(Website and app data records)
-.-.-

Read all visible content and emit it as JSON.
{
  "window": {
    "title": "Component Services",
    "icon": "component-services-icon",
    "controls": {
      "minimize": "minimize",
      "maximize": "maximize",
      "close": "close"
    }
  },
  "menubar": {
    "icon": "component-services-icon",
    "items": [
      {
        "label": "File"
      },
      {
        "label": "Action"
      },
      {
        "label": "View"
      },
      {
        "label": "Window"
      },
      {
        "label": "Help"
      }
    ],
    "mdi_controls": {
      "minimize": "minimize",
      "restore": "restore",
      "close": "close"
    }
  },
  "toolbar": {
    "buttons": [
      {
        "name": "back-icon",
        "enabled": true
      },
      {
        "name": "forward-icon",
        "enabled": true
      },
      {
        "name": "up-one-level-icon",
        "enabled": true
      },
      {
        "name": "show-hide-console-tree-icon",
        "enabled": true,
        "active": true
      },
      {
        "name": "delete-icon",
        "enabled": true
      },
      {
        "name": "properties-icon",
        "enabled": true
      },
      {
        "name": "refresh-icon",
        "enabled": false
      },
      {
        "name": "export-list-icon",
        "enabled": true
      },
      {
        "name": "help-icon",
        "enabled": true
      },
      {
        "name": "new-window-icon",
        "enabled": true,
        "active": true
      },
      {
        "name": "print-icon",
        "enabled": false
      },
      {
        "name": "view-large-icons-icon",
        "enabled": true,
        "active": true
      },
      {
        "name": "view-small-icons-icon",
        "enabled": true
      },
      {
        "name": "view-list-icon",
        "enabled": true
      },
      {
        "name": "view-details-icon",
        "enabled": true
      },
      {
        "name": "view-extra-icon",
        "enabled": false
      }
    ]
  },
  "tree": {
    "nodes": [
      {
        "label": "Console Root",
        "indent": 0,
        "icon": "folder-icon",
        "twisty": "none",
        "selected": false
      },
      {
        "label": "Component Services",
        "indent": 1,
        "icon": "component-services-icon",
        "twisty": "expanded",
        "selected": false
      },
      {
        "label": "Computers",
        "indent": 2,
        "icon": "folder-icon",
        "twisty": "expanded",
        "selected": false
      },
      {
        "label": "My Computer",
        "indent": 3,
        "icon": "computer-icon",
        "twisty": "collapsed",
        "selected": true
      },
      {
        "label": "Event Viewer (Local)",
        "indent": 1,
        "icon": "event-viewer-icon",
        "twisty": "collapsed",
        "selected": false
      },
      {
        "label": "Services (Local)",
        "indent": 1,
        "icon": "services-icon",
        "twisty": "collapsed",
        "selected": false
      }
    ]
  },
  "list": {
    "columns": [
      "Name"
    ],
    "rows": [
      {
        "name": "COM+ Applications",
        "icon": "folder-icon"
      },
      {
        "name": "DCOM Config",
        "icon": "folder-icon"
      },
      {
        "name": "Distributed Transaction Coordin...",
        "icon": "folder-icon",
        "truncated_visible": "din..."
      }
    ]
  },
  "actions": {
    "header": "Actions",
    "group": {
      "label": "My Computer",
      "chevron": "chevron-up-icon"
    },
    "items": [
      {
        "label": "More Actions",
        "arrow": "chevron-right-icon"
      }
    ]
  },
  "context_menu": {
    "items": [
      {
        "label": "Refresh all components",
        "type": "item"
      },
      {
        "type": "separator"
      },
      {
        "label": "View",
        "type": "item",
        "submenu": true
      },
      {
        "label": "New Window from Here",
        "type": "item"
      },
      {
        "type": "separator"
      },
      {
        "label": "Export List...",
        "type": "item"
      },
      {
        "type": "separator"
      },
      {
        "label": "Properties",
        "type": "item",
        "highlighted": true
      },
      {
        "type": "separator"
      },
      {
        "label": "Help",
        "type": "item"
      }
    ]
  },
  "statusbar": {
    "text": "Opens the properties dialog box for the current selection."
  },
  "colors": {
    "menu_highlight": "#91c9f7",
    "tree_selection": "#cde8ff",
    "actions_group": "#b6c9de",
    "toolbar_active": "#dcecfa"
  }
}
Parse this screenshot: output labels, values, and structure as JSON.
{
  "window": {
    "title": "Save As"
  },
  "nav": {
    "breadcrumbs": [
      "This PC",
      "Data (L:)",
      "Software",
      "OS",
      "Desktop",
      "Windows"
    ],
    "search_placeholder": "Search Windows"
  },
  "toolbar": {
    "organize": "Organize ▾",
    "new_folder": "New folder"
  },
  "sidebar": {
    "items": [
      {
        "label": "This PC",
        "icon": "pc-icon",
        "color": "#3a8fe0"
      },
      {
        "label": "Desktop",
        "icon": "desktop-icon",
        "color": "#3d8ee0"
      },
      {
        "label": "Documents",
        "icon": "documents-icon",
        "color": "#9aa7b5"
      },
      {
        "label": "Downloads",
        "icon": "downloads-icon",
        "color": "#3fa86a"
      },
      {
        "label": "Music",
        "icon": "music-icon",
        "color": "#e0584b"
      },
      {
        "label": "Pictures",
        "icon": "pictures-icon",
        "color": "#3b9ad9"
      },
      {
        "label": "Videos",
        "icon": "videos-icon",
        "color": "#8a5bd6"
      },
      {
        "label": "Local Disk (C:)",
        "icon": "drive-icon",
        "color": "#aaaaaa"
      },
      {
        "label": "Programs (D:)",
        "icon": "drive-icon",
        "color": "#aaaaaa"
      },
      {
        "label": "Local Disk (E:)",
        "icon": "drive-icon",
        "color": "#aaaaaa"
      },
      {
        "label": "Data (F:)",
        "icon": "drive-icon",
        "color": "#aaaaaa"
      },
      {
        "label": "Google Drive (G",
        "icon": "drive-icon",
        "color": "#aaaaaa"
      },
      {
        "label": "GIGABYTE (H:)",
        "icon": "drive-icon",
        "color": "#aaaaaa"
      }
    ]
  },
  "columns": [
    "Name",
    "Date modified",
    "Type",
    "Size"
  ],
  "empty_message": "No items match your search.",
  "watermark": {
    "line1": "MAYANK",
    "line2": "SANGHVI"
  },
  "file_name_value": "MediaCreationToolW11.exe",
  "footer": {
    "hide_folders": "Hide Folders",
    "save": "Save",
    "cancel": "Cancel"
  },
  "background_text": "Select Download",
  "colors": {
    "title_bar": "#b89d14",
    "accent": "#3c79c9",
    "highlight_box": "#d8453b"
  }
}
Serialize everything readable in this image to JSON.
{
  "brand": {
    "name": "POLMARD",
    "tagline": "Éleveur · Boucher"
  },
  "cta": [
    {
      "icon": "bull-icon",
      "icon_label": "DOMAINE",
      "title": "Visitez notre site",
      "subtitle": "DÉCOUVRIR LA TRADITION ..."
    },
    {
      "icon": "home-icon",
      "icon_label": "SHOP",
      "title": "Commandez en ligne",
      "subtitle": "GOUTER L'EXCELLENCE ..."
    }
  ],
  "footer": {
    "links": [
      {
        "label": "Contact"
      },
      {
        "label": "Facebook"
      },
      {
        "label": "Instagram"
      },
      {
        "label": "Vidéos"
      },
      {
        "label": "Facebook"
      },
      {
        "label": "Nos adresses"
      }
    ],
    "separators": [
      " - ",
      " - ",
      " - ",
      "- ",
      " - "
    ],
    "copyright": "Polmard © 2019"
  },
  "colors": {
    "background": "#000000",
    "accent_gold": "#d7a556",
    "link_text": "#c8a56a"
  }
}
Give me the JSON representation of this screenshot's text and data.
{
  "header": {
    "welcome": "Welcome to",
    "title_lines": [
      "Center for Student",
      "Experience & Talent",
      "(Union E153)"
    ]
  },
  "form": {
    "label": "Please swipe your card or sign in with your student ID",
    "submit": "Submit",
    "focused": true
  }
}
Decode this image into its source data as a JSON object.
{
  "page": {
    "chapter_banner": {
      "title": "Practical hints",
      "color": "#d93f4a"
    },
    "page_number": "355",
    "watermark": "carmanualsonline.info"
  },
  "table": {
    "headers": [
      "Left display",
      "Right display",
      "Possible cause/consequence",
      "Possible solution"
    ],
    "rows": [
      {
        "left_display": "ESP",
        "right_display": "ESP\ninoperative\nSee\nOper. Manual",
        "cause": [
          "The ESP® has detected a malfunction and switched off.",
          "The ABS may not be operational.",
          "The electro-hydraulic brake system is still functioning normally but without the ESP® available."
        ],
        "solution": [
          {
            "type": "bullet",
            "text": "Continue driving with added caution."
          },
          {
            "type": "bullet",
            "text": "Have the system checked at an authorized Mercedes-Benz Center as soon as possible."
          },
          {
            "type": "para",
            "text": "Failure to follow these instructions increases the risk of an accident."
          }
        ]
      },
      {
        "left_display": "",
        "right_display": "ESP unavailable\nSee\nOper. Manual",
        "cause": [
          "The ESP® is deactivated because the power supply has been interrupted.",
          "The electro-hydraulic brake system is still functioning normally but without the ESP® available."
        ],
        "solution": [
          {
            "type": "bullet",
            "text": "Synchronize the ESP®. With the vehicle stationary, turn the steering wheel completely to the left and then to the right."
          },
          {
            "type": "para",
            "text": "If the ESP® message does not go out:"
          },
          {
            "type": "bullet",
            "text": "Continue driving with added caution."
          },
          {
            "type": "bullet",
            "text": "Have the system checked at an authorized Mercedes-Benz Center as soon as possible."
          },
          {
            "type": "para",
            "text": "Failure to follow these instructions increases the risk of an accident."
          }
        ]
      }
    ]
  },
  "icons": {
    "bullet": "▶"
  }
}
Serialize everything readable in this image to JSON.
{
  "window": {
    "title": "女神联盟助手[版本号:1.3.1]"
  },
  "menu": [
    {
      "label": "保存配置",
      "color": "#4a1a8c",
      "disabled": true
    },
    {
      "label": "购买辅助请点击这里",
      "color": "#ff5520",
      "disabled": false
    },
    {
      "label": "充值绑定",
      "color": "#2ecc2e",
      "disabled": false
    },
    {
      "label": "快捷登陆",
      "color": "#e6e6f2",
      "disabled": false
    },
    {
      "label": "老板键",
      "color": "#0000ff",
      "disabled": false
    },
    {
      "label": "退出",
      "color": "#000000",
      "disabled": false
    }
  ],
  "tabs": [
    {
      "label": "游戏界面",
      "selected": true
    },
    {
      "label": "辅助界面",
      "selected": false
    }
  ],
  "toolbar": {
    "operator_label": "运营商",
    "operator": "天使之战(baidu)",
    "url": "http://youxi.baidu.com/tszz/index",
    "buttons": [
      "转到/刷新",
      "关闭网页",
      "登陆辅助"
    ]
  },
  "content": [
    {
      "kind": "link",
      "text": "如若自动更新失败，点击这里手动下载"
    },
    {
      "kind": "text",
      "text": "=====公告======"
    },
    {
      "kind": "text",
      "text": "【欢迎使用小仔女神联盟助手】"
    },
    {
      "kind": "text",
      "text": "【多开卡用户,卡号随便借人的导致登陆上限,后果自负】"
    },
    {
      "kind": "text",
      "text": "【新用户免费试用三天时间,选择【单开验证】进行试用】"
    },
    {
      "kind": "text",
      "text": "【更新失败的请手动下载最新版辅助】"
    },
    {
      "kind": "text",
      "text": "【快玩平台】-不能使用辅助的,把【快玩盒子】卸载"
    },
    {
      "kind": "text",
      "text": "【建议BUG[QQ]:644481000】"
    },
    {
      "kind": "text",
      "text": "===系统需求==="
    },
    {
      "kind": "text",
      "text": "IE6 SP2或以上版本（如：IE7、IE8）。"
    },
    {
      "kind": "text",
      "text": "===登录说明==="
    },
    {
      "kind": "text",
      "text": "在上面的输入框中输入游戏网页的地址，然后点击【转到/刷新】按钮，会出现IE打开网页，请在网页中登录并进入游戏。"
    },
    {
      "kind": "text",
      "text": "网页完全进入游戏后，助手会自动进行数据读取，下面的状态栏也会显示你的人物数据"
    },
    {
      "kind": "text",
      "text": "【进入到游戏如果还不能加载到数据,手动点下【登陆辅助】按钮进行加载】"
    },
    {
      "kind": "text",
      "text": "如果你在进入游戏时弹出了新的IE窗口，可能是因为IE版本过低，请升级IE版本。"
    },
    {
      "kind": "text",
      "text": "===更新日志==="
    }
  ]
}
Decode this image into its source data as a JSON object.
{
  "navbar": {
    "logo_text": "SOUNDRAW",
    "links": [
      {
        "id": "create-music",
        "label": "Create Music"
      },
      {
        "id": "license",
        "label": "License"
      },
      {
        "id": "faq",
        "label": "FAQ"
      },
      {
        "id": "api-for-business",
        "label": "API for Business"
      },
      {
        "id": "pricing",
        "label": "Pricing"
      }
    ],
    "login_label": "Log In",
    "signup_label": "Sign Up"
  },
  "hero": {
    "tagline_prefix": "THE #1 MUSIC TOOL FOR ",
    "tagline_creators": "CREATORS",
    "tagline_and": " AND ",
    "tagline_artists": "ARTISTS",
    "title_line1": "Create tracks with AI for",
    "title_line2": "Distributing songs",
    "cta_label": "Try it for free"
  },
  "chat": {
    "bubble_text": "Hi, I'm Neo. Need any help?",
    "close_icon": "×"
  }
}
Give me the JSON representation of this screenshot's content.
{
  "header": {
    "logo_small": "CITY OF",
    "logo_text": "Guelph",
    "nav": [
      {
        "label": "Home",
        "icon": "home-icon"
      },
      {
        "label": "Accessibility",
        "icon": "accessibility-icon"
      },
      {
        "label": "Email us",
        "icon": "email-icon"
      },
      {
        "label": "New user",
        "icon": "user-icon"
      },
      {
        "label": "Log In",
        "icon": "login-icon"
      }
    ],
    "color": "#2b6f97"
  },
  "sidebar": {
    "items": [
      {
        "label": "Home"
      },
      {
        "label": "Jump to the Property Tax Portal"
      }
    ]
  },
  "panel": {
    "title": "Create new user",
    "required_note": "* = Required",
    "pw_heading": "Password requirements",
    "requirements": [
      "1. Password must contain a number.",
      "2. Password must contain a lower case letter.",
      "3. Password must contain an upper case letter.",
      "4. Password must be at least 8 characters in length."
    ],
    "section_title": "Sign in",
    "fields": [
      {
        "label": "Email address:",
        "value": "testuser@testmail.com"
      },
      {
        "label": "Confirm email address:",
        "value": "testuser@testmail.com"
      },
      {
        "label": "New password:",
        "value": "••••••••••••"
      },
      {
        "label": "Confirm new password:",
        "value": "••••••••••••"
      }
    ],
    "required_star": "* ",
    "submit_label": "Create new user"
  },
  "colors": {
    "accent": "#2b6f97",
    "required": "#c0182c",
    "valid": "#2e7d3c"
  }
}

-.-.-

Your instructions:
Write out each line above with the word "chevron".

Result of this exercise:
      "chevron": "chevron-up-icon"
        "arrow": "chevron-right-icon"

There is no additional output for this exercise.